>>

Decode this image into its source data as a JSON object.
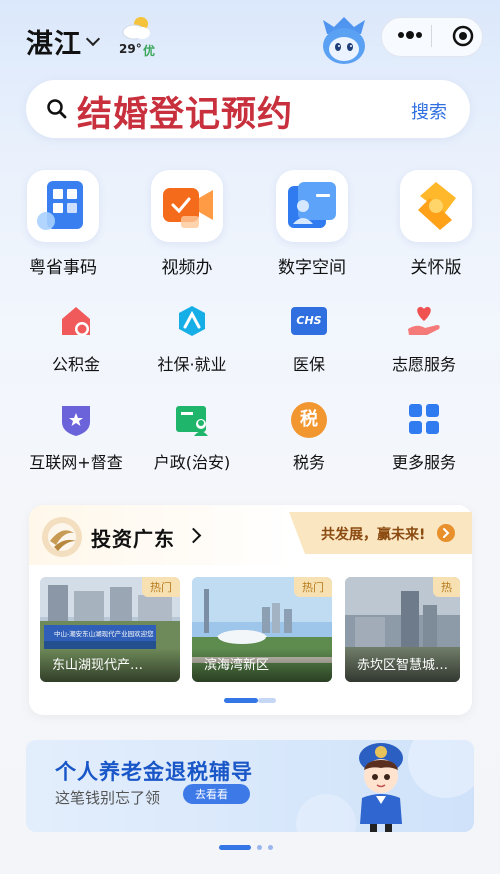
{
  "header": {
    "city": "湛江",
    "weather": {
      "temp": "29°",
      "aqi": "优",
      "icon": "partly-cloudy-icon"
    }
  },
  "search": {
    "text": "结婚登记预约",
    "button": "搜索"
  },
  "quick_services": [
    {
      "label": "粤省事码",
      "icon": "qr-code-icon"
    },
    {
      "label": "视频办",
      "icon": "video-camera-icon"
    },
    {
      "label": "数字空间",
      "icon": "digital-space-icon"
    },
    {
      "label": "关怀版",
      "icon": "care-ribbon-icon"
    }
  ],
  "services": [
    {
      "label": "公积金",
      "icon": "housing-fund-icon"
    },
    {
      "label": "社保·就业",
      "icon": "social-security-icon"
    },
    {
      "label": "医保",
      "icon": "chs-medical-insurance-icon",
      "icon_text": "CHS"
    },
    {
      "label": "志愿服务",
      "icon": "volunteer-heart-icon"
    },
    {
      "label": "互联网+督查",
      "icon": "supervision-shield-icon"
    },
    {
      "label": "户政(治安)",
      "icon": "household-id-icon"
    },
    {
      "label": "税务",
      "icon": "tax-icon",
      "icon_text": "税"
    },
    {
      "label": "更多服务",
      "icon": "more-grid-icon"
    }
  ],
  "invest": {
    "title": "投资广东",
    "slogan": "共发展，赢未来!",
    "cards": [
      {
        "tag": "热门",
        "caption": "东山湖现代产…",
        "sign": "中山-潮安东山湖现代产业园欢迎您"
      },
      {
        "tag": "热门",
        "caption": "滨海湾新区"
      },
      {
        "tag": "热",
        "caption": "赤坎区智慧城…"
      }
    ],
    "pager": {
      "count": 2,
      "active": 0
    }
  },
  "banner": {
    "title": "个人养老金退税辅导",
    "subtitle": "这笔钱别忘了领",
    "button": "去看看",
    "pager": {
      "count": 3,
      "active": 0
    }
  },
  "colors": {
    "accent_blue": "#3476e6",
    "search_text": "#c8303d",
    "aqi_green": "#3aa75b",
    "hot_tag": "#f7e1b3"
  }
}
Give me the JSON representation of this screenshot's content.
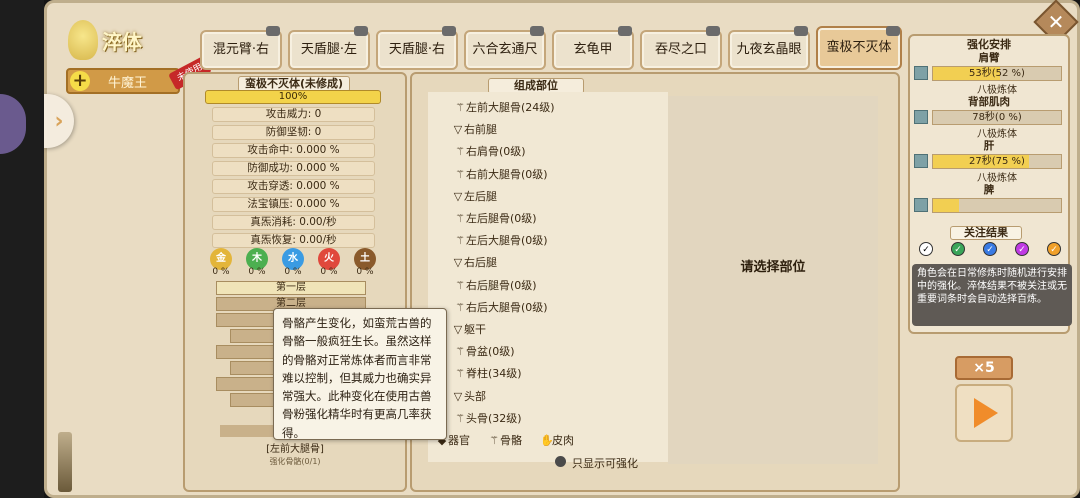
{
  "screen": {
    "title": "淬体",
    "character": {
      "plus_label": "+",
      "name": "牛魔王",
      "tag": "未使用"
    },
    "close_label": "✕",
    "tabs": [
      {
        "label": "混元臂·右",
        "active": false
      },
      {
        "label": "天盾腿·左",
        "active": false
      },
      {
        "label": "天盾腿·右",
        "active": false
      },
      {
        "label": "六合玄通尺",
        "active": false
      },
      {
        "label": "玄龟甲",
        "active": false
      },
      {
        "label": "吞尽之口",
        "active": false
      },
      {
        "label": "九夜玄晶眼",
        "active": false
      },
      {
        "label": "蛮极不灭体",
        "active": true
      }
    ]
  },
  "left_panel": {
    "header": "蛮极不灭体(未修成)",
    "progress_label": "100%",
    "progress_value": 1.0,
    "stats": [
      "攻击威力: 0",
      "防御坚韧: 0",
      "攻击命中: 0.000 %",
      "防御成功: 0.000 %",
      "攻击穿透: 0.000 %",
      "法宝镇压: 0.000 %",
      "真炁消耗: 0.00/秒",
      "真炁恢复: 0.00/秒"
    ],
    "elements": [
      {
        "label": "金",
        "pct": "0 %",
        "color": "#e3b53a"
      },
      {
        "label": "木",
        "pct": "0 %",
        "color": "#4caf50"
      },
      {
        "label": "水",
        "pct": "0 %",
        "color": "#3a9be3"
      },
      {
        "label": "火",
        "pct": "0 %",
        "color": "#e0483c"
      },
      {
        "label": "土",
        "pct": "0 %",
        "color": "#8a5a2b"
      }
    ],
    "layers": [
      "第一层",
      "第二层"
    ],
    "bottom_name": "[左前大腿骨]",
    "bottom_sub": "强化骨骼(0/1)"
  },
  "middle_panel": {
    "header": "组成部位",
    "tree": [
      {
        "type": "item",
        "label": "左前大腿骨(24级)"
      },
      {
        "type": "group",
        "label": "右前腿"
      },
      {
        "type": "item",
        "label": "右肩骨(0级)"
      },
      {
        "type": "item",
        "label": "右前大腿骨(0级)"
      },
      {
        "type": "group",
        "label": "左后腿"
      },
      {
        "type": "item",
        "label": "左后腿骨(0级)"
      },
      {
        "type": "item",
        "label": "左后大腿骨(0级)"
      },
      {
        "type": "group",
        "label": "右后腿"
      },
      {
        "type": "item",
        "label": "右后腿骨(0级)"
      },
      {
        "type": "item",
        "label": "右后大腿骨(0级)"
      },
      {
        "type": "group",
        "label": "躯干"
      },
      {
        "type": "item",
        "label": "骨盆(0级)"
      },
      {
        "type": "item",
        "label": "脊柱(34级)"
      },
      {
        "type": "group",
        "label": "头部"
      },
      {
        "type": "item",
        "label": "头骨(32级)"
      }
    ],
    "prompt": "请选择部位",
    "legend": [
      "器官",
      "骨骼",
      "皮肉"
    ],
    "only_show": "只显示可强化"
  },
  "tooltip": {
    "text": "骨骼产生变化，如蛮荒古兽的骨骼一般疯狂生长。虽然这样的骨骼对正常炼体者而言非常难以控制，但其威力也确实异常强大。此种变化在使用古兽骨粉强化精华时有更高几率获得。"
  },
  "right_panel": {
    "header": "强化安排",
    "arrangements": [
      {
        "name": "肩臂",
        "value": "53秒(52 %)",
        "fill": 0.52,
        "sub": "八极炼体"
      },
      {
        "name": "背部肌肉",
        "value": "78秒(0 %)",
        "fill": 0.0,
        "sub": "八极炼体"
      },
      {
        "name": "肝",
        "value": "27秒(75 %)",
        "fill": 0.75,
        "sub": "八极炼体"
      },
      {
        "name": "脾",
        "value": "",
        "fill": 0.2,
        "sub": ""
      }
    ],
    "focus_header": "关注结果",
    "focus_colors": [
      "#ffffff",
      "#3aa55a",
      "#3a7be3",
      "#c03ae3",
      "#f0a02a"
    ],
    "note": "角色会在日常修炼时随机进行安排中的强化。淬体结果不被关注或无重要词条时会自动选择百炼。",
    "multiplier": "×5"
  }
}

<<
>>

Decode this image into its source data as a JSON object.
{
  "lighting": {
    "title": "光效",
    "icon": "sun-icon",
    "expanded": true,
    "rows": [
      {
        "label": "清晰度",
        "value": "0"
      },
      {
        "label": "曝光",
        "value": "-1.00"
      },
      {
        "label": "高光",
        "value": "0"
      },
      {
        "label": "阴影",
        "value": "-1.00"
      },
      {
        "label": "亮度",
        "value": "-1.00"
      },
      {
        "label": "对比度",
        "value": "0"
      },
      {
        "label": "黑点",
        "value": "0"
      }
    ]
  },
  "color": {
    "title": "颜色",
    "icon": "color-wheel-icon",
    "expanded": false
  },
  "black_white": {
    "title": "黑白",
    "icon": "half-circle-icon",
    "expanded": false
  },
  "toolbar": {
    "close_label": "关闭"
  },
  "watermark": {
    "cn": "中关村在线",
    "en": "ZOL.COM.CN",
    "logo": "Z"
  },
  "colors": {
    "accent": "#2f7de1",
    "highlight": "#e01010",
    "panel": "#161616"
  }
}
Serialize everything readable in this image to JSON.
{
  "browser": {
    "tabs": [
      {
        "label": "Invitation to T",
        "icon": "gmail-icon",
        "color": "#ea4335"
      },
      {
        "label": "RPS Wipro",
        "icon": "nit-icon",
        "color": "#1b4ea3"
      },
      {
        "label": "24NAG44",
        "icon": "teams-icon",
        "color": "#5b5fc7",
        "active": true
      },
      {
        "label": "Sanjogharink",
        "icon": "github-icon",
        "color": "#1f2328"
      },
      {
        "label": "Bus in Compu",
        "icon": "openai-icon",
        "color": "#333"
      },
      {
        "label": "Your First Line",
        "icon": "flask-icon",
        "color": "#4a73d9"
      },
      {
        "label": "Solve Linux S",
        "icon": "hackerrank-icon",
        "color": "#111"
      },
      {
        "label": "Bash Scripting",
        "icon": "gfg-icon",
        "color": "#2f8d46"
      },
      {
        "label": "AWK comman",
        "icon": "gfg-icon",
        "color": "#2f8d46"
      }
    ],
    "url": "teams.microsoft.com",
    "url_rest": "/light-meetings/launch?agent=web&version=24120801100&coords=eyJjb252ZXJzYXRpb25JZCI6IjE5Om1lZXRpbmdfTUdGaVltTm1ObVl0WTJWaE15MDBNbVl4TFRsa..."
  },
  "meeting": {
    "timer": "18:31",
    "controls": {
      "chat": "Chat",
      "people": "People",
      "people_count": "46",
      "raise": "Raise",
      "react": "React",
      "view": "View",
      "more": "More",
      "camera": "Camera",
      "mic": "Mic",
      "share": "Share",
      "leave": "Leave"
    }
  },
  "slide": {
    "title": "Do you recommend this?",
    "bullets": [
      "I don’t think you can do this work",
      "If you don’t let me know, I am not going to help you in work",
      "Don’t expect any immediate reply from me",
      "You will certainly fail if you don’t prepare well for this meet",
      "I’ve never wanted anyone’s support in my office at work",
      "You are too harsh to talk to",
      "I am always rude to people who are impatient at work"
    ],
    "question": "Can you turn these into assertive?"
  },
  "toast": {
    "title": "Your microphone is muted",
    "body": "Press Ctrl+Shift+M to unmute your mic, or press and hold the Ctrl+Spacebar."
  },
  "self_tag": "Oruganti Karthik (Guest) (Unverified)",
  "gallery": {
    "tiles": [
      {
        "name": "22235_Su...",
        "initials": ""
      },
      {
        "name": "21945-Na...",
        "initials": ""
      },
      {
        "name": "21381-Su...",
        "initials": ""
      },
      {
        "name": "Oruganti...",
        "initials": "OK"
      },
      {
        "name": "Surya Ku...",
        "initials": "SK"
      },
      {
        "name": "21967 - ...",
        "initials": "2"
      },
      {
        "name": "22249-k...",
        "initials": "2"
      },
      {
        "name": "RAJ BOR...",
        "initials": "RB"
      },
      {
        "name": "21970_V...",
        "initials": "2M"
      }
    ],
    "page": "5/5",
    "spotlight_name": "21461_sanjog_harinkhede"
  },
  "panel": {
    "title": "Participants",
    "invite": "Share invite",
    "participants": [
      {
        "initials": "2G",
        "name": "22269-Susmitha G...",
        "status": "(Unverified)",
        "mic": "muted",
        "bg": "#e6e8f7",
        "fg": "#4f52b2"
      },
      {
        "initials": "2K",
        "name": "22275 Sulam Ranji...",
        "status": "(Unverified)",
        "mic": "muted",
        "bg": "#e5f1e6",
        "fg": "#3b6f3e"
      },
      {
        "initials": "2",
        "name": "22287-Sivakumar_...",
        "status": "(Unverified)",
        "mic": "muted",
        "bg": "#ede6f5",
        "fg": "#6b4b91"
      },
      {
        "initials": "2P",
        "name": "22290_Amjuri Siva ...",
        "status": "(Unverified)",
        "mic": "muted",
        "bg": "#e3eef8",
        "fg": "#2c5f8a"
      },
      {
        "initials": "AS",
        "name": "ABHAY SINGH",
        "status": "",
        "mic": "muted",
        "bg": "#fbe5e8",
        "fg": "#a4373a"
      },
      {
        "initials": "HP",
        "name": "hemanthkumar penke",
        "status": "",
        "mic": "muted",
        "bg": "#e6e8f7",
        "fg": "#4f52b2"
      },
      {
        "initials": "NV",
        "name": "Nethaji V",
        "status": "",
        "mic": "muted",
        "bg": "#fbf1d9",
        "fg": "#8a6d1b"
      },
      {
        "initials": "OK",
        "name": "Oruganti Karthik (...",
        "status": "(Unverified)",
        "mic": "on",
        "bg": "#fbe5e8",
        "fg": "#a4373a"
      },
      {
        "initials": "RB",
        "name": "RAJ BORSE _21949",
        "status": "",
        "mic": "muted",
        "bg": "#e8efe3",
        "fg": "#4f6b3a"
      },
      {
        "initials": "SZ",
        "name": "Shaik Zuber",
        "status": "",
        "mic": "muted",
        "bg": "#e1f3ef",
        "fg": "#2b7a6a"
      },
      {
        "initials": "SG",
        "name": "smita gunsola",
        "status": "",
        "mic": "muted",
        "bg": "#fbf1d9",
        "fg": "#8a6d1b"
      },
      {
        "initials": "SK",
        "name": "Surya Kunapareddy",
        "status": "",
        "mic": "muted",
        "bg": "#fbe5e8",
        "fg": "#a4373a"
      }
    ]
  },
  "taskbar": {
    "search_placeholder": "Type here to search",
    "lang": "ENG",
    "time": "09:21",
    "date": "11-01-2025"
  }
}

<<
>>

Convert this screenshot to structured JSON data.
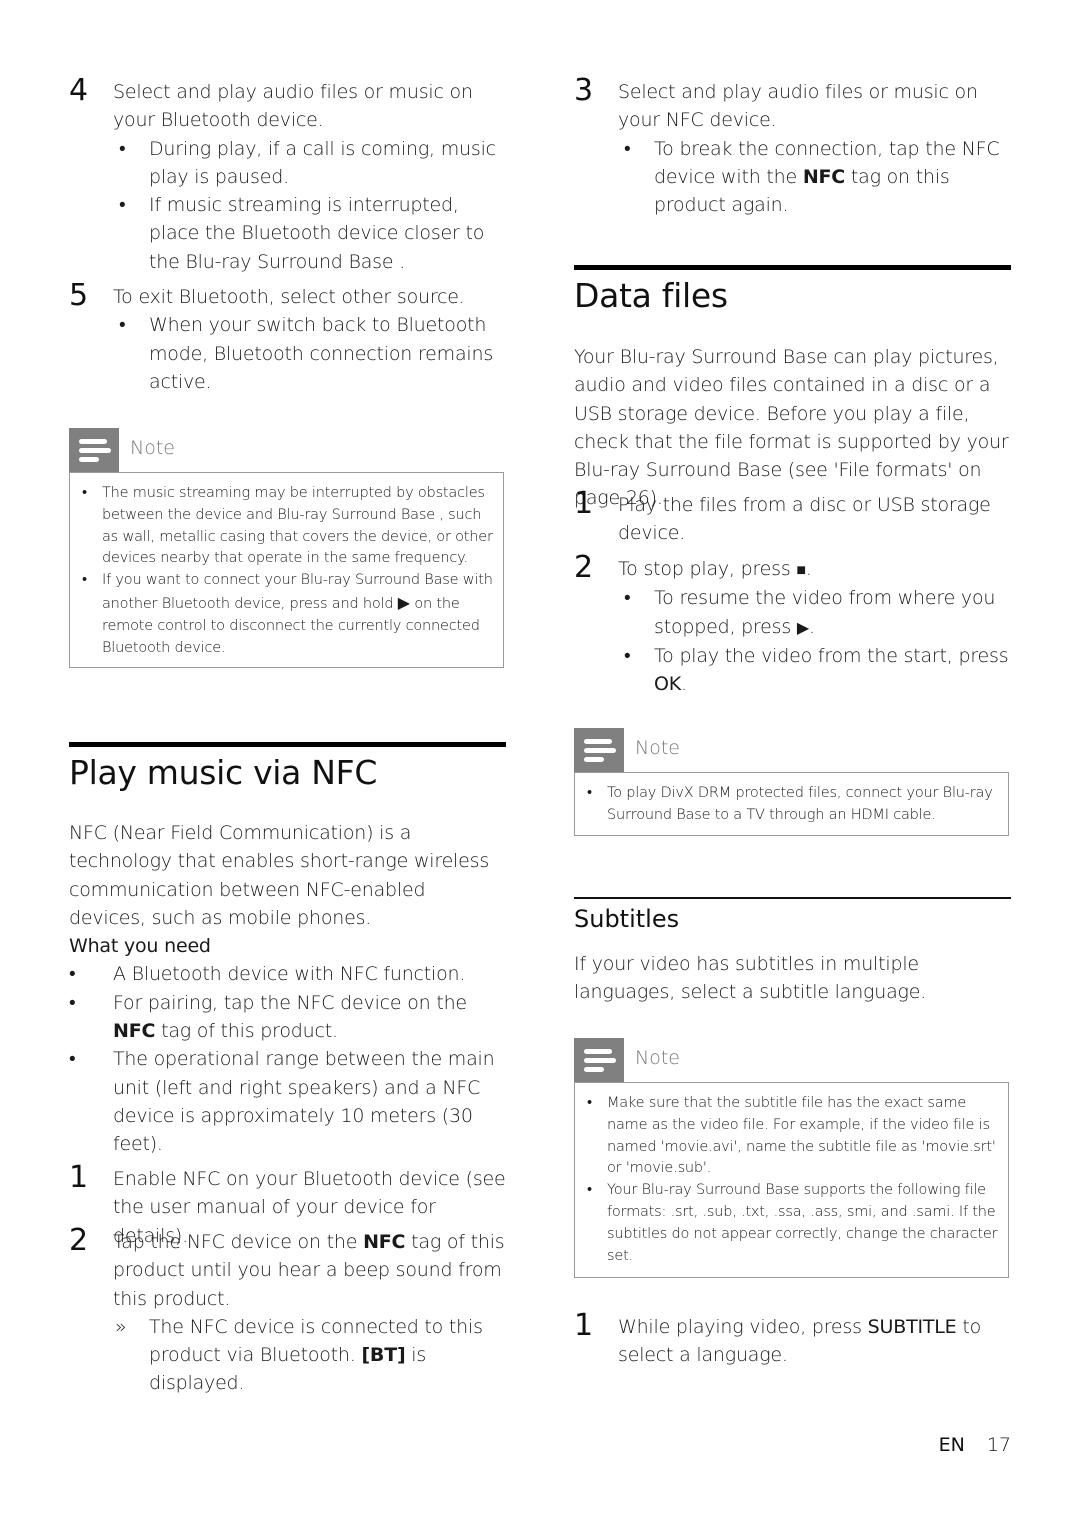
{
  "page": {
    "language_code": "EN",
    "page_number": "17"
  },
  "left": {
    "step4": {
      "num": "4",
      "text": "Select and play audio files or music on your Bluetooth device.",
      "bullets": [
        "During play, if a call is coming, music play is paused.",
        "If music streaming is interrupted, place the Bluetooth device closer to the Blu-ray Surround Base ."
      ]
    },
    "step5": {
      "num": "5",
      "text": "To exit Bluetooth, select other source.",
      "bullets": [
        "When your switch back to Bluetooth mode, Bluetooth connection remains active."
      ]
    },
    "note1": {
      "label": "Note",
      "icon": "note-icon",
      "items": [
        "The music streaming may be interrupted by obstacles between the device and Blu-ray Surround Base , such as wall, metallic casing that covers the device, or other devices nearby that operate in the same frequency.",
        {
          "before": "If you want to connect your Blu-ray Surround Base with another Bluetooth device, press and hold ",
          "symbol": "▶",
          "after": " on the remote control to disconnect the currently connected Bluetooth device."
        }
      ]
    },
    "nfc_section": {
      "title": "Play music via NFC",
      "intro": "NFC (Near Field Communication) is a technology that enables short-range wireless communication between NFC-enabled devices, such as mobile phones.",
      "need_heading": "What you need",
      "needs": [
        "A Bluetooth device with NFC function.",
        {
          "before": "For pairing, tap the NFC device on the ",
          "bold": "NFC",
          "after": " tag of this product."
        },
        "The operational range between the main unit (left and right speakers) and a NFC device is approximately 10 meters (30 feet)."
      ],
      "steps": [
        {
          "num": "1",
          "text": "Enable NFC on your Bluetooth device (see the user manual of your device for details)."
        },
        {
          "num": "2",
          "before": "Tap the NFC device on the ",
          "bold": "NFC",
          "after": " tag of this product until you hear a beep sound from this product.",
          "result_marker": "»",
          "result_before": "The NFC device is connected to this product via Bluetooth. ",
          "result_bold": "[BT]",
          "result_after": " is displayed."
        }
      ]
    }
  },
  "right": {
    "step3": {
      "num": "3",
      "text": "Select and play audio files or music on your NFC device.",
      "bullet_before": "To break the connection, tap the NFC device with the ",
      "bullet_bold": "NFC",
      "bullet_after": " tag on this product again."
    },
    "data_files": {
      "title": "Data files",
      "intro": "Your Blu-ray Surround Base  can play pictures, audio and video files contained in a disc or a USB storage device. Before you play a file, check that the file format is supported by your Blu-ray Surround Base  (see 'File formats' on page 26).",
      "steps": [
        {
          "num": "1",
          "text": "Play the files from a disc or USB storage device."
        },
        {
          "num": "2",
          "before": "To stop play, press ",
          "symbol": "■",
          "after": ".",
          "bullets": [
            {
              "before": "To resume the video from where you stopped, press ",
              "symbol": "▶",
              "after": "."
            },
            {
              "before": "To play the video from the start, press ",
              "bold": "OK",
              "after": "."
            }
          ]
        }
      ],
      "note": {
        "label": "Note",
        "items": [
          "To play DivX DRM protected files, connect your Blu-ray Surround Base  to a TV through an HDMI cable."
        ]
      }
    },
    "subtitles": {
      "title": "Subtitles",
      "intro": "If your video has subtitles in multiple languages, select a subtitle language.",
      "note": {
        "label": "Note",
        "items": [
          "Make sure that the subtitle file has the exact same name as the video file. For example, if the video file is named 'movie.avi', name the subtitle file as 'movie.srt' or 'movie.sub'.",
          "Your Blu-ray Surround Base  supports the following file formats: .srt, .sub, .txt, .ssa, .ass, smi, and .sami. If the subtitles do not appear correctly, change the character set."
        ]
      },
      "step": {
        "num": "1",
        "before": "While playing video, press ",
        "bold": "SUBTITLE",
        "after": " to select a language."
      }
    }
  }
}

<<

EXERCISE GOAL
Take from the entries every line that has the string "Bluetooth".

YOUR SOLUTION
      "text": "Select and play audio files or music on your Bluetooth device.",
        "If music streaming is interrupted, place the Bluetooth device closer to the Blu-ray Surround Base ."
      "text": "To exit Bluetooth, select other source.",
        "When your switch back to Bluetooth mode, Bluetooth connection remains active."
          "before": "If you want to connect your Blu-ray Surround Base with another Bluetooth device, press and hold ",
          "after": " on the remote control to disconnect the currently connected Bluetooth device."
        "A Bluetooth device with NFC function.",
          "text": "Enable NFC on your Bluetooth device (see the user manual of your device for details)."
          "result_before": "The NFC device is connected to this product via Bluetooth. ",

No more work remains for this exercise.